Gedge told the Yorkshire Post that when he sings those songs, “straight away I’m back there, 30 years ago, re-living the situations that happened to inspire it”. He’s not alone. I closed my eyes and I was back staring out the coach window again; back to weekdays listening to angry young men at work and back to weeknights listening to angry young men on the wireless. Back to Saturday nights in Spiders and Sunday mornings spent wondering what if? But then, far too soon, it was over, as Gedge spat out the final line of ‘You Can’t Moan Can You’...
“You have got everything that you need”.
And indeed I had.
The last line of ‘George Best’ didn’t actually signal the end of the set as the band threw in ‘Bewitched’ and ‘Kennedy’ to finish. In truth I barely noticed them, save for the chance it offered for a final sing-a-long. Instead I remained immersed in thoughts of the various past acquaintances brought to mind by hearing live again one of the landmark albums of British independent music. It took the bitterly cold air of a December night in Leeds to snap me back to the present, a present perhaps not as “young and naïve” but in many ways just as “flawed”[iv]. While Gary headed home on the last train back to Hull, Sheldon, Steve and I retired to The Cuthbert Brodrick and reflected on what the magnificence we’d just witnessed. Our recollections were aided by several pints of Yorkshire HeartBrewery’s quite wonderful (and aptly named?) The North Remembers.
We arose early Sunday morning to find the threatened snow had failed to materialise and by 9.52 we were safely aboard the TransPennine Express, bound for Hull with no delay. It was a quiet end to an excellent weekend but should there be any danger of a mood of melancholy descending over us, Steve has pointed out that dates are already in the calendar for the 30th anniversary of ‘Tommy’ in 2018. Sheffield Leadmill next February anybody?

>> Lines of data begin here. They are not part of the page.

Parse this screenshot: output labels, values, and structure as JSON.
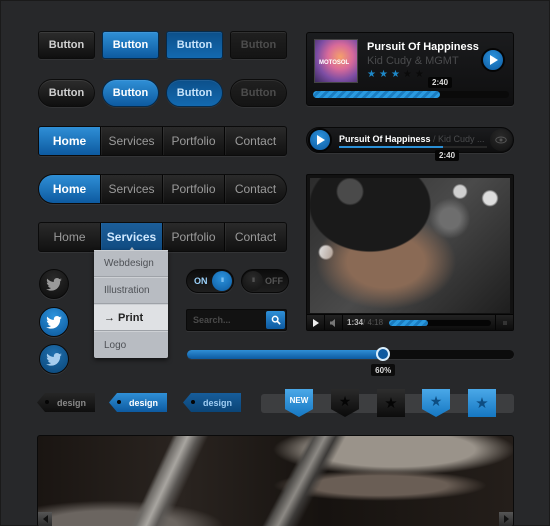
{
  "buttons": {
    "row1": [
      "Button",
      "Button",
      "Button",
      "Button"
    ],
    "row2": [
      "Button",
      "Button",
      "Button",
      "Button"
    ]
  },
  "nav": {
    "bar1": [
      "Home",
      "Services",
      "Portfolio",
      "Contact"
    ],
    "bar2": [
      "Home",
      "Services",
      "Portfolio",
      "Contact"
    ],
    "bar3": [
      "Home",
      "Services",
      "Portfolio",
      "Contact"
    ]
  },
  "dropdown": {
    "items": [
      "Webdesign",
      "Illustration",
      "→ Print",
      "Logo"
    ],
    "selected": "→ Print"
  },
  "social": {
    "icon": "twitter-bird-icon"
  },
  "toggles": {
    "on_label": "ON",
    "off_label": "OFF",
    "knob_grip": "III"
  },
  "search": {
    "placeholder": "Search...",
    "icon": "search-icon"
  },
  "slider": {
    "value_percent": 60,
    "label": "60%"
  },
  "tags": [
    "design",
    "design",
    "design"
  ],
  "ribbons": {
    "new_label": "NEW",
    "star": "★"
  },
  "player_card": {
    "title": "Pursuit Of Happiness",
    "artist": "Kid Cudy & MGMT",
    "rating": 3,
    "rating_max": 5,
    "time": "2:40",
    "progress_percent": 65,
    "album_art_text": "MOTOSOL"
  },
  "player_compact": {
    "title": "Pursuit Of Happiness",
    "artist": " / Kid Cudy ...",
    "time": "2:40",
    "progress_percent": 70
  },
  "video_player": {
    "current_time": "1:34",
    "total_time": "/ 4:18",
    "progress_percent": 38
  },
  "colors": {
    "accent_blue": "#1a7cc0",
    "background": "#27282a",
    "star_on": "#1e88c8"
  }
}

[i] From TWP website scopitones.co.uk
[ii] From Hull, Hell & Happiness issue 4
[iii] Issue 2
[iv] From The Yorkshire Post, 8 Dec 2017
1) The 1987 publicity shot with George Best is courtesy of Scopitones - the official home of The Wedding Present and Cinerama
2) 'Everyone Thinks He Looks Daft' (1990) courtesy of Gareth Youngs via YouTube
3) 'My Favourite Dress' video courtesy of kbehnia via YouTube
4) Finale video courtesy of Anthony McDonagh via YouTube

1 comment:

  1. Postscript: A new feature documentary from KneejerkFilm: "Something Left Behind" tells the story of The Wedding Present's much-heralded 1987 debut album "George Best". Directed by Andrew Jezard this documentary will explore the 30 year lifespan of a record that has come to define youth in the minds of so many for whom those days are long since past. Andrew has set up a Kickstarter crowd-funding page to help reach the £30,000 target required to complete the project. At time of going to print, £23,769 has so far been raised. There is also a DVD of Saturday's final ever live playing. Got to be worth an investment hasn't it? Further info can be found at https://www.somethingleftbehind.com